WORK REQUEST: If a line in the entries contains the string "this", include that line in your answer.

..............................

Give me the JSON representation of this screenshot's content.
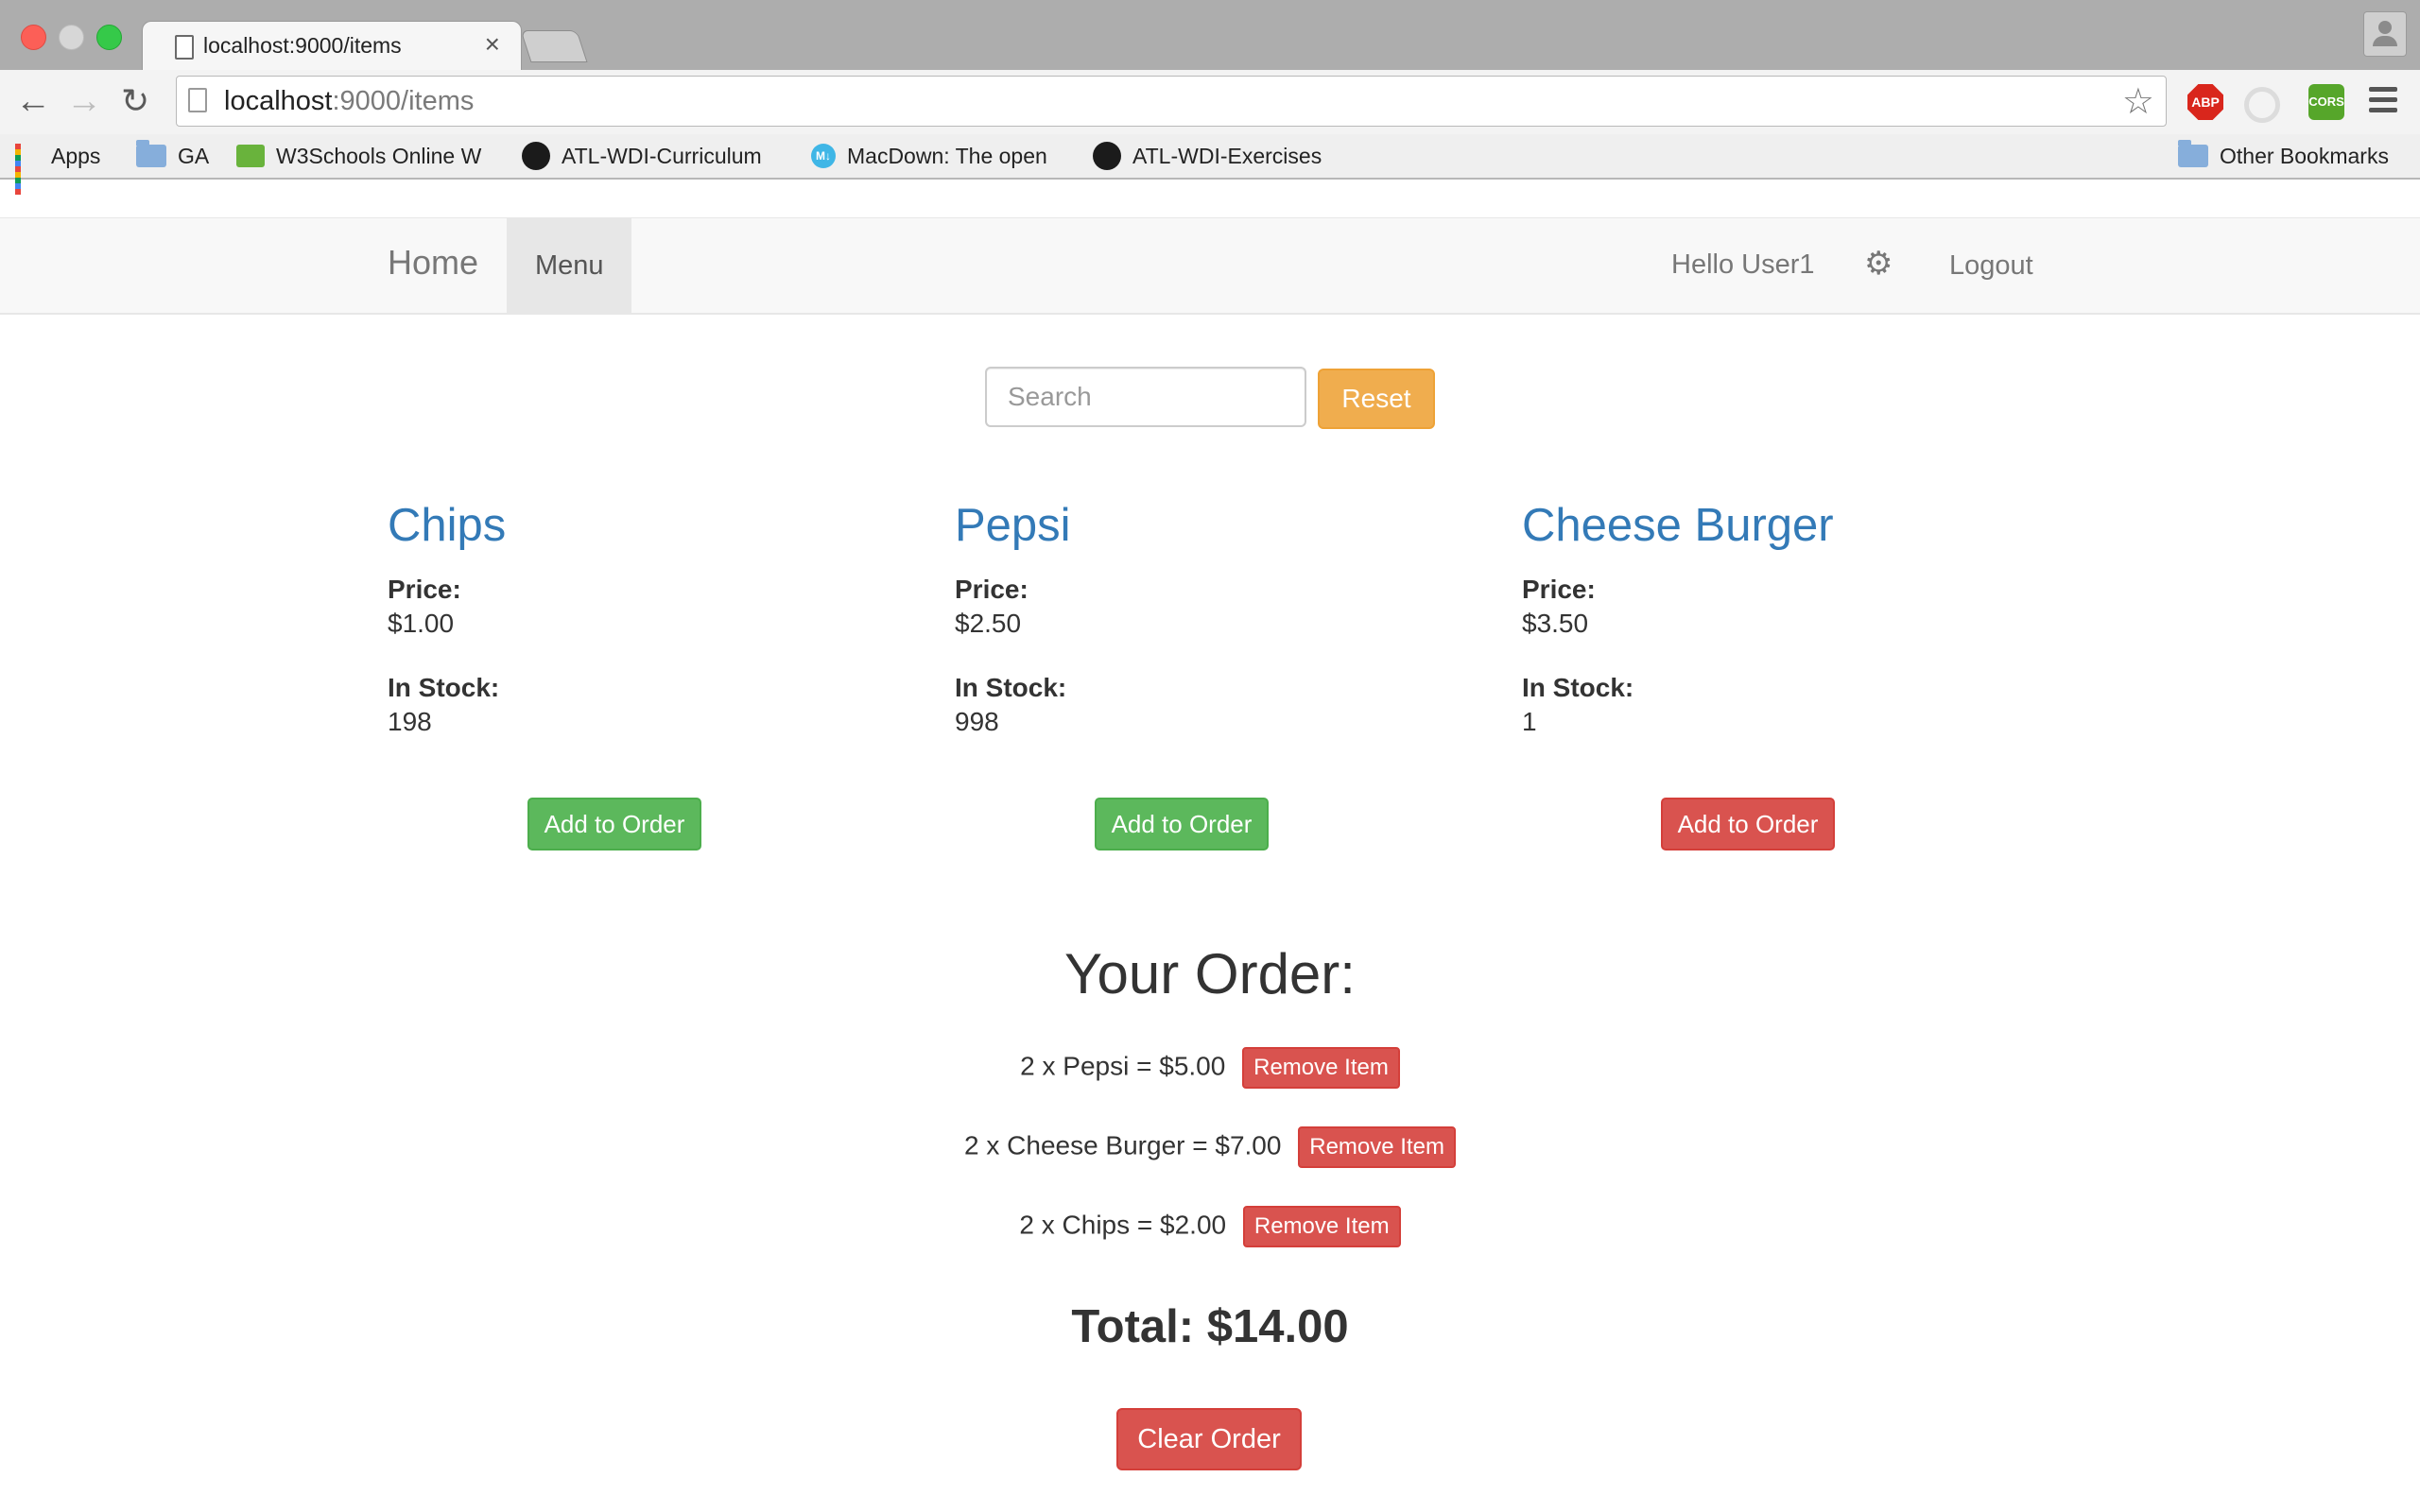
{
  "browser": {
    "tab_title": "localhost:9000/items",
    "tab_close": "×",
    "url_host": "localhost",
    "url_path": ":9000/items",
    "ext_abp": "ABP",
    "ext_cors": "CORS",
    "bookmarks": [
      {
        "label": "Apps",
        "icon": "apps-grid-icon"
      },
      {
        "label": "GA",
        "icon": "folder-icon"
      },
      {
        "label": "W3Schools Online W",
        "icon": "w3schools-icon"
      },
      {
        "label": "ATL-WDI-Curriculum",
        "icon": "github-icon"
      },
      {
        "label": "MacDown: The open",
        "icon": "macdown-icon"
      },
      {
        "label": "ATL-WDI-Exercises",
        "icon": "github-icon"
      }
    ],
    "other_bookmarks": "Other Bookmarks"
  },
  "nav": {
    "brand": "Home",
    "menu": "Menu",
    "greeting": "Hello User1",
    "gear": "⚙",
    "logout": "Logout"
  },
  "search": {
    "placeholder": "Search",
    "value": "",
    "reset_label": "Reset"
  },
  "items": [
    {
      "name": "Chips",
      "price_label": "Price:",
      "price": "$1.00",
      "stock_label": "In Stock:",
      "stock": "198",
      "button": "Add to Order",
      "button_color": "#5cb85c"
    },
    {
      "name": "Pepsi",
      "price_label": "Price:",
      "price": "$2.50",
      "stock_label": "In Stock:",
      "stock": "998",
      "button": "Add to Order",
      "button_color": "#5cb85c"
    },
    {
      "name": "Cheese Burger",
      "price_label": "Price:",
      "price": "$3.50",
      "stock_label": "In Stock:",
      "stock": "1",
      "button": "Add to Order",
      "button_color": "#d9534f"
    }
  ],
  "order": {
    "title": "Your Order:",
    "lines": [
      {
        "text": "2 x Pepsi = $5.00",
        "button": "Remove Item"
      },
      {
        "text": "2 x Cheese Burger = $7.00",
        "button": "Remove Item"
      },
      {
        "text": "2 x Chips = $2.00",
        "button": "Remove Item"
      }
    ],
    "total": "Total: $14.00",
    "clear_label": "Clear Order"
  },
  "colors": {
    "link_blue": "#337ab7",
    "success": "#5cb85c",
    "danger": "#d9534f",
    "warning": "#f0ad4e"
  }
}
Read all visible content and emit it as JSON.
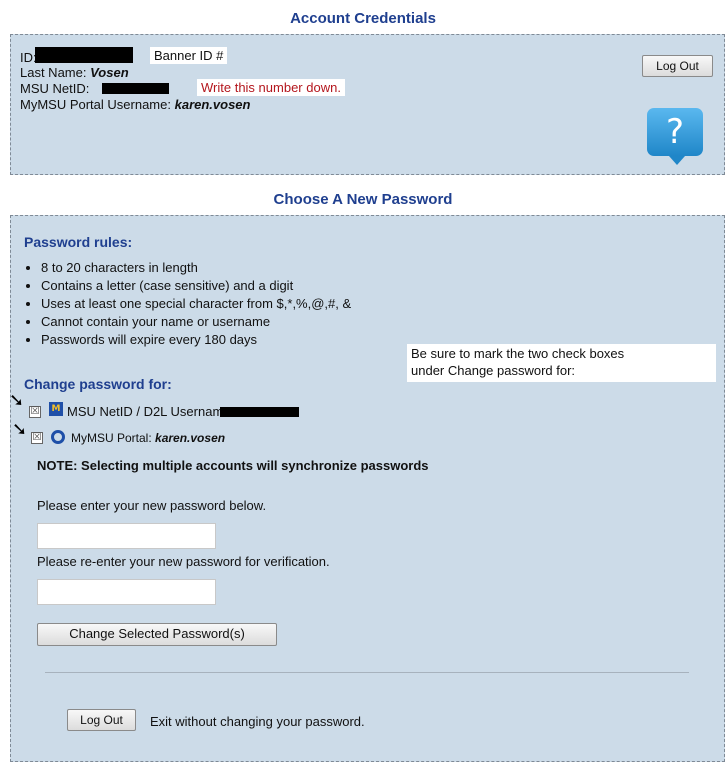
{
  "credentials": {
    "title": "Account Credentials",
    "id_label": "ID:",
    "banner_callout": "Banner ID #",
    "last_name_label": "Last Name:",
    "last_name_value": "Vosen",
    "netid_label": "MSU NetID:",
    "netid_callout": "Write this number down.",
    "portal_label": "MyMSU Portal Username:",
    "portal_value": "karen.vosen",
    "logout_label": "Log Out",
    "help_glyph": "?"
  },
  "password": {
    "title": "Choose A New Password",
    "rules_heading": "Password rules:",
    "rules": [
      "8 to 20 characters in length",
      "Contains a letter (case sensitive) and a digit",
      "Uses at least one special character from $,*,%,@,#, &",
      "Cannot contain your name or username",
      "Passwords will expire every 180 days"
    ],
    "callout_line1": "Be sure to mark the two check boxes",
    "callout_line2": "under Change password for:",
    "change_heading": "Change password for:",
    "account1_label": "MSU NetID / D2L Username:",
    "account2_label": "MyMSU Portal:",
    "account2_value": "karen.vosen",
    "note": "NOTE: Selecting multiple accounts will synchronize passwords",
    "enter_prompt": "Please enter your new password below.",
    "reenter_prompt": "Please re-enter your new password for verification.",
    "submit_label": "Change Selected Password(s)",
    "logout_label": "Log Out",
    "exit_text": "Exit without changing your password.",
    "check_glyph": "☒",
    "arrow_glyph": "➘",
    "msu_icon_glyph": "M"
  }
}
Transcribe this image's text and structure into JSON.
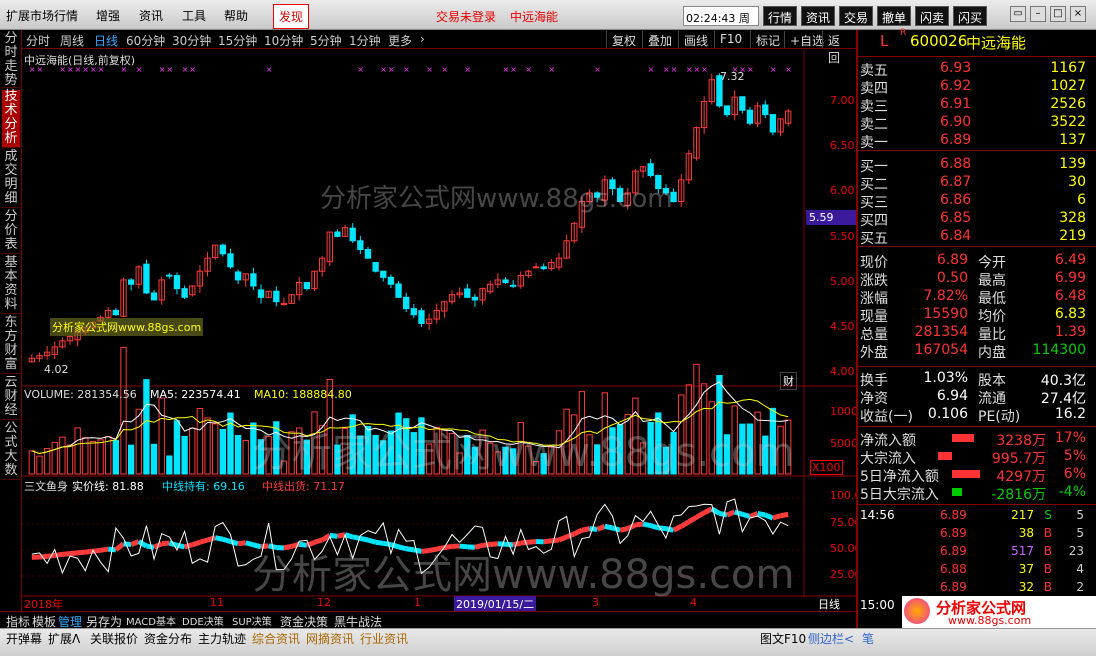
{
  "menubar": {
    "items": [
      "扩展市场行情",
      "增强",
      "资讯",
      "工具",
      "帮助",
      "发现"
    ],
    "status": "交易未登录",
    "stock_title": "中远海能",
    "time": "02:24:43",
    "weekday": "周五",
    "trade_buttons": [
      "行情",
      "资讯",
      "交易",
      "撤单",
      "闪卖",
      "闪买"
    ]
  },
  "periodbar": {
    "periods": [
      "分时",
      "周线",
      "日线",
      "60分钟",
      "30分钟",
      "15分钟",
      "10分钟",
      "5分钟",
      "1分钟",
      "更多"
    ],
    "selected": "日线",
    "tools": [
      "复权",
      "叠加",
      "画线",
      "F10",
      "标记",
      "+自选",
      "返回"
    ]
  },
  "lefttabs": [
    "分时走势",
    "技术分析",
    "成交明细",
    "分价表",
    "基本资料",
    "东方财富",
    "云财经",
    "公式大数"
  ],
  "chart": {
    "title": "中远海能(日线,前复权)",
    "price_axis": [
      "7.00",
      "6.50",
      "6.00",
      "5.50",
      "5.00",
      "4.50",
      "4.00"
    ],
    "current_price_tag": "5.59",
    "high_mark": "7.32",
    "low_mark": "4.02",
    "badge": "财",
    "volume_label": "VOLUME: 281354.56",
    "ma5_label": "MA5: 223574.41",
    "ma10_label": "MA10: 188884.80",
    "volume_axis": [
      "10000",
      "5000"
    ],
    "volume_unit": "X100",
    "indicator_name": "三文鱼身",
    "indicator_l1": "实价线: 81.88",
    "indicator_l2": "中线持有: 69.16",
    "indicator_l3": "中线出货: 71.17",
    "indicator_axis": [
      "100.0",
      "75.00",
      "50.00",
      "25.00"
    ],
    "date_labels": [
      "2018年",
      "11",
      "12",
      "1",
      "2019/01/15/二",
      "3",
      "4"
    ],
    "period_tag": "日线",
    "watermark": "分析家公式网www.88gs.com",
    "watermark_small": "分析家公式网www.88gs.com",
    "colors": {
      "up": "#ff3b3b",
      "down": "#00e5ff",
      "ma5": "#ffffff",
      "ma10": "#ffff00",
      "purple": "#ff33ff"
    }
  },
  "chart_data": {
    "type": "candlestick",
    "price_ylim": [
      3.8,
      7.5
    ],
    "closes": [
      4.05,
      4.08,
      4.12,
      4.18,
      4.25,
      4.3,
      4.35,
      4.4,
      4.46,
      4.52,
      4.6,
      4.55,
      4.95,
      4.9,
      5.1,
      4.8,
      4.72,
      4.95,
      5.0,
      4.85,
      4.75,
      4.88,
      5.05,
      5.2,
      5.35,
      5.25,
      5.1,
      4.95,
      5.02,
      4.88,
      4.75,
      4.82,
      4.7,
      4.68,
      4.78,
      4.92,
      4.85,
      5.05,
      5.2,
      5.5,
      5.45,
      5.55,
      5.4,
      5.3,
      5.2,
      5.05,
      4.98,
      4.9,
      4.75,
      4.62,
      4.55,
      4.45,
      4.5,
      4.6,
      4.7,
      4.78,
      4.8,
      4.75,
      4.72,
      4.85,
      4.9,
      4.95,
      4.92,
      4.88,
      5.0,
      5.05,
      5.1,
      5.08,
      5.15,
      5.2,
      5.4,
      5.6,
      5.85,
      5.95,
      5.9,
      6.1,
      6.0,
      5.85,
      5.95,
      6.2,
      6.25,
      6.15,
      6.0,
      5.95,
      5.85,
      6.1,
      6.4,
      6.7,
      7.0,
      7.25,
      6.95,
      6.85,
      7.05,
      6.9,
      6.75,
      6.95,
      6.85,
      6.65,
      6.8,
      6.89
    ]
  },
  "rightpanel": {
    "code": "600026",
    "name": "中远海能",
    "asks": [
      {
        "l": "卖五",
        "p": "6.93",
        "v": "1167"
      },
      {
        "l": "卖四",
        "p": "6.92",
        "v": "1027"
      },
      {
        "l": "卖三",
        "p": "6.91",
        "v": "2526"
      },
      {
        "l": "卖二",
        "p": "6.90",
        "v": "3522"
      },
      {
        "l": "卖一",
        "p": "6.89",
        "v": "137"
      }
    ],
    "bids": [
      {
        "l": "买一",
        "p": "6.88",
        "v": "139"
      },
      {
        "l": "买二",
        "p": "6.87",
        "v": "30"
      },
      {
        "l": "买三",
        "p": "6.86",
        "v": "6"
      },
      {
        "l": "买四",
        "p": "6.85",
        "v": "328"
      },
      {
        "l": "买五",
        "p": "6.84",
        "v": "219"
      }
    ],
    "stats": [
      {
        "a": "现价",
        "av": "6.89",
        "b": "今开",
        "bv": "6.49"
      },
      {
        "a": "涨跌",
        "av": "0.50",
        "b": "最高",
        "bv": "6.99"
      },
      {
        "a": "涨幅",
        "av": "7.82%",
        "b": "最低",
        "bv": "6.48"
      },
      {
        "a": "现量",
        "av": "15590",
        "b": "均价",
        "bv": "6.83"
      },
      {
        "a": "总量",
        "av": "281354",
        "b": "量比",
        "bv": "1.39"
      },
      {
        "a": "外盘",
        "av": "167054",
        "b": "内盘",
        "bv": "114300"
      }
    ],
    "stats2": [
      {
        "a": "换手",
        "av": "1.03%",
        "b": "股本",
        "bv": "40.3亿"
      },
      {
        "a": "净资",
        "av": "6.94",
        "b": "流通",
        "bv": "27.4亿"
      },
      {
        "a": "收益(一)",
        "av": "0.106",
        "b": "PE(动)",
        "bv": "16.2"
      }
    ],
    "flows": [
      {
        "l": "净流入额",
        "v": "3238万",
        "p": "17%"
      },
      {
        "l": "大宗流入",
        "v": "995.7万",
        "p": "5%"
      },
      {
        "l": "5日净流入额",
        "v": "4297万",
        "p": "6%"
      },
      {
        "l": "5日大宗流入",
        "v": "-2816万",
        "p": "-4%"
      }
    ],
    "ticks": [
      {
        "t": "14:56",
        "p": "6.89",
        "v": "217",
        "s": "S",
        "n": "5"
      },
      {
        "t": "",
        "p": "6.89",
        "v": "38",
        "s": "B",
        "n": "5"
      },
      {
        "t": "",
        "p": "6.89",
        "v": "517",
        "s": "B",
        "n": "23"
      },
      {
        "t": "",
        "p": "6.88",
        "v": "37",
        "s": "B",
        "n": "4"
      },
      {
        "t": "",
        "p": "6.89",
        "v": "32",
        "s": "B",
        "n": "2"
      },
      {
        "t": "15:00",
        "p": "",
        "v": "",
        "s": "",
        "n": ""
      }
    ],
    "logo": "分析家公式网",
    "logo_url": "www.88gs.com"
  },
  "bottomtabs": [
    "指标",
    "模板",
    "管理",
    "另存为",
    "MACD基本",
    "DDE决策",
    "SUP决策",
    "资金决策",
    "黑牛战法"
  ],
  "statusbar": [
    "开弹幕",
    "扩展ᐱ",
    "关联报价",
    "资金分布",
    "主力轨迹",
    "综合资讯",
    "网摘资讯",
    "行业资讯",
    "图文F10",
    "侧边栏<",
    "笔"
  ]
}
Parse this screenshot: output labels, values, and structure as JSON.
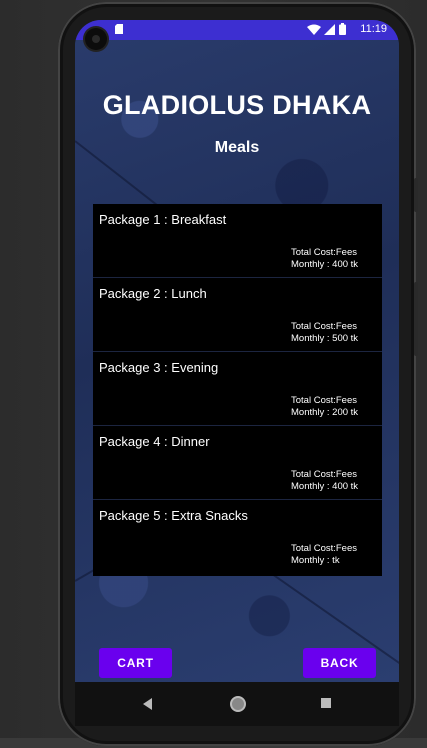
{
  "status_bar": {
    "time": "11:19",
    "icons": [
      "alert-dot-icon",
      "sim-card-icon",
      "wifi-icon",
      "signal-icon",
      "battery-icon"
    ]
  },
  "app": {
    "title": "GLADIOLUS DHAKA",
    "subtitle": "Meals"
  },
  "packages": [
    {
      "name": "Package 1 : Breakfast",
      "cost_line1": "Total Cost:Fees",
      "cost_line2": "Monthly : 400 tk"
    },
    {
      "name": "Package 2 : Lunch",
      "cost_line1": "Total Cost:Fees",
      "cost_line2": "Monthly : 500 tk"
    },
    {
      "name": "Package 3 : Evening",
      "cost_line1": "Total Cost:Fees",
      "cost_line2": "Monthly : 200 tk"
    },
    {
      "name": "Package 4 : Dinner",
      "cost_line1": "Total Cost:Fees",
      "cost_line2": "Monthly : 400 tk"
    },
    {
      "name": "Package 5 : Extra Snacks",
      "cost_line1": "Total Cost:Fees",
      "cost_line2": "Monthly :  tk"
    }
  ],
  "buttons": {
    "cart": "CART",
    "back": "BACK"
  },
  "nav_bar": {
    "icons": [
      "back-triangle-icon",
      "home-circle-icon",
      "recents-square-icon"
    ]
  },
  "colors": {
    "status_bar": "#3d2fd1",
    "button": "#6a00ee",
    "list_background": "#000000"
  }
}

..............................

RESPONSE:
Give me the JSON representation of this screenshot's content.
    "netid_callout": "Write this number down.",
Transcribe this image's text and structure into JSON.
Parse this screenshot: output labels, values, and structure as JSON.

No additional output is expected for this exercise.